Exercise goal: Copy out the entries that follow exactly, leaving out the pictures.

Data shown:
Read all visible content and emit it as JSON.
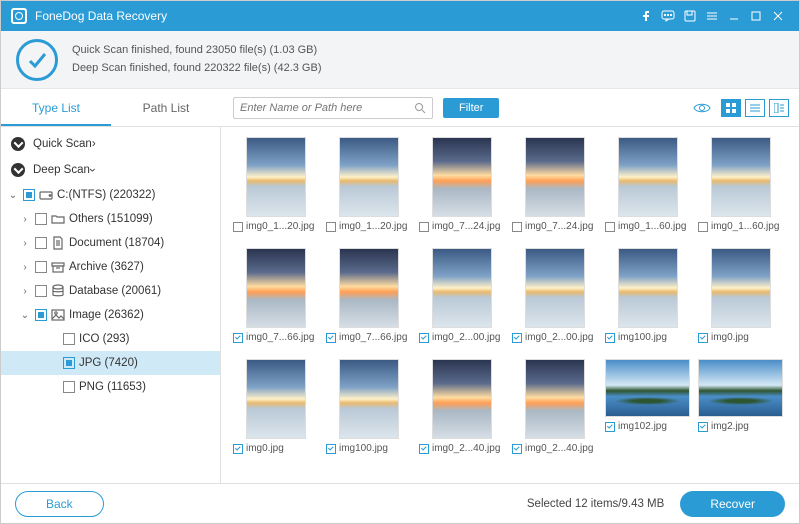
{
  "app": {
    "title": "FoneDog Data Recovery"
  },
  "status": {
    "line1": "Quick Scan finished, found 23050 file(s) (1.03 GB)",
    "line2": "Deep Scan finished, found 220322 file(s) (42.3 GB)"
  },
  "tabs": {
    "type_list": "Type List",
    "path_list": "Path List"
  },
  "search": {
    "placeholder": "Enter Name or Path here"
  },
  "toolbar": {
    "filter": "Filter"
  },
  "tree": {
    "quick_scan": "Quick Scan",
    "deep_scan": "Deep Scan",
    "drive": "C:(NTFS) (220322)",
    "others": "Others (151099)",
    "document": "Document (18704)",
    "archive": "Archive (3627)",
    "database": "Database (20061)",
    "image": "Image (26362)",
    "ico": "ICO (293)",
    "jpg": "JPG (7420)",
    "png": "PNG (11653)"
  },
  "grid": [
    {
      "name": "img0_1...20.jpg",
      "checked": false,
      "variant": "day"
    },
    {
      "name": "img0_1...20.jpg",
      "checked": false,
      "variant": "day"
    },
    {
      "name": "img0_7...24.jpg",
      "checked": false,
      "variant": "sunset"
    },
    {
      "name": "img0_7...24.jpg",
      "checked": false,
      "variant": "sunset"
    },
    {
      "name": "img0_1...60.jpg",
      "checked": false,
      "variant": "day"
    },
    {
      "name": "img0_1...60.jpg",
      "checked": false,
      "variant": "day"
    },
    {
      "name": "img0_7...66.jpg",
      "checked": true,
      "variant": "sunset"
    },
    {
      "name": "img0_7...66.jpg",
      "checked": true,
      "variant": "sunset"
    },
    {
      "name": "img0_2...00.jpg",
      "checked": true,
      "variant": "day"
    },
    {
      "name": "img0_2...00.jpg",
      "checked": true,
      "variant": "day"
    },
    {
      "name": "img100.jpg",
      "checked": true,
      "variant": "day"
    },
    {
      "name": "img0.jpg",
      "checked": true,
      "variant": "day"
    },
    {
      "name": "img0.jpg",
      "checked": true,
      "variant": "day"
    },
    {
      "name": "img100.jpg",
      "checked": true,
      "variant": "day"
    },
    {
      "name": "img0_2...40.jpg",
      "checked": true,
      "variant": "sunset"
    },
    {
      "name": "img0_2...40.jpg",
      "checked": true,
      "variant": "sunset"
    },
    {
      "name": "img102.jpg",
      "checked": true,
      "variant": "island"
    },
    {
      "name": "img2.jpg",
      "checked": true,
      "variant": "island"
    }
  ],
  "footer": {
    "back": "Back",
    "selected": "Selected 12 items/9.43 MB",
    "recover": "Recover"
  }
}
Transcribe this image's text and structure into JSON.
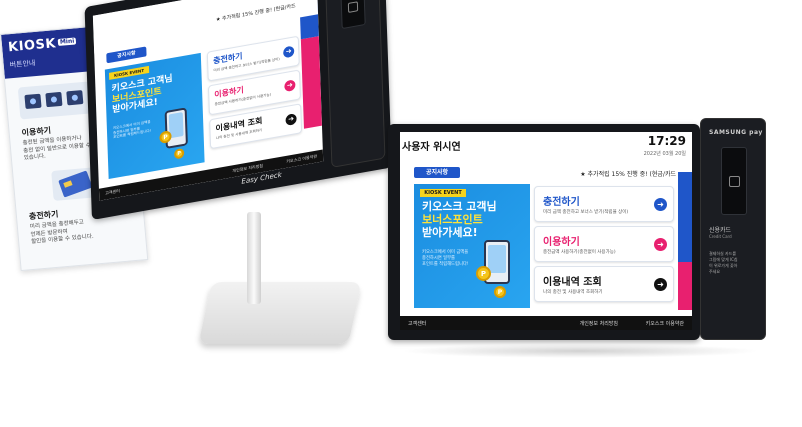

Solution for this problem:
Read all visible content and emit it as JSON.
{
  "app": {
    "title": "FoneDog Data Recovery"
  },
  "status": {
    "line1": "Quick Scan finished, found 23050 file(s) (1.03 GB)",
    "line2": "Deep Scan finished, found 220322 file(s) (42.3 GB)"
  },
  "tabs": {
    "type_list": "Type List",
    "path_list": "Path List"
  },
  "search": {
    "placeholder": "Enter Name or Path here"
  },
  "toolbar": {
    "filter": "Filter"
  },
  "tree": {
    "quick_scan": "Quick Scan",
    "deep_scan": "Deep Scan",
    "drive": "C:(NTFS) (220322)",
    "others": "Others (151099)",
    "document": "Document (18704)",
    "archive": "Archive (3627)",
    "database": "Database (20061)",
    "image": "Image (26362)",
    "ico": "ICO (293)",
    "jpg": "JPG (7420)",
    "png": "PNG (11653)"
  },
  "grid": [
    {
      "name": "img0_1...20.jpg",
      "checked": false,
      "variant": "day"
    },
    {
      "name": "img0_1...20.jpg",
      "checked": false,
      "variant": "day"
    },
    {
      "name": "img0_7...24.jpg",
      "checked": false,
      "variant": "sunset"
    },
    {
      "name": "img0_7...24.jpg",
      "checked": false,
      "variant": "sunset"
    },
    {
      "name": "img0_1...60.jpg",
      "checked": false,
      "variant": "day"
    },
    {
      "name": "img0_1...60.jpg",
      "checked": false,
      "variant": "day"
    },
    {
      "name": "img0_7...66.jpg",
      "checked": true,
      "variant": "sunset"
    },
    {
      "name": "img0_7...66.jpg",
      "checked": true,
      "variant": "sunset"
    },
    {
      "name": "img0_2...00.jpg",
      "checked": true,
      "variant": "day"
    },
    {
      "name": "img0_2...00.jpg",
      "checked": true,
      "variant": "day"
    },
    {
      "name": "img100.jpg",
      "checked": true,
      "variant": "day"
    },
    {
      "name": "img0.jpg",
      "checked": true,
      "variant": "day"
    },
    {
      "name": "img0.jpg",
      "checked": true,
      "variant": "day"
    },
    {
      "name": "img100.jpg",
      "checked": true,
      "variant": "day"
    },
    {
      "name": "img0_2...40.jpg",
      "checked": true,
      "variant": "sunset"
    },
    {
      "name": "img0_2...40.jpg",
      "checked": true,
      "variant": "sunset"
    },
    {
      "name": "img102.jpg",
      "checked": true,
      "variant": "island"
    },
    {
      "name": "img2.jpg",
      "checked": true,
      "variant": "island"
    }
  ],
  "footer": {
    "back": "Back",
    "selected": "Selected 12 items/9.43 MB",
    "recover": "Recover"
  }
}
Transcribe this image's text and structure into JSON.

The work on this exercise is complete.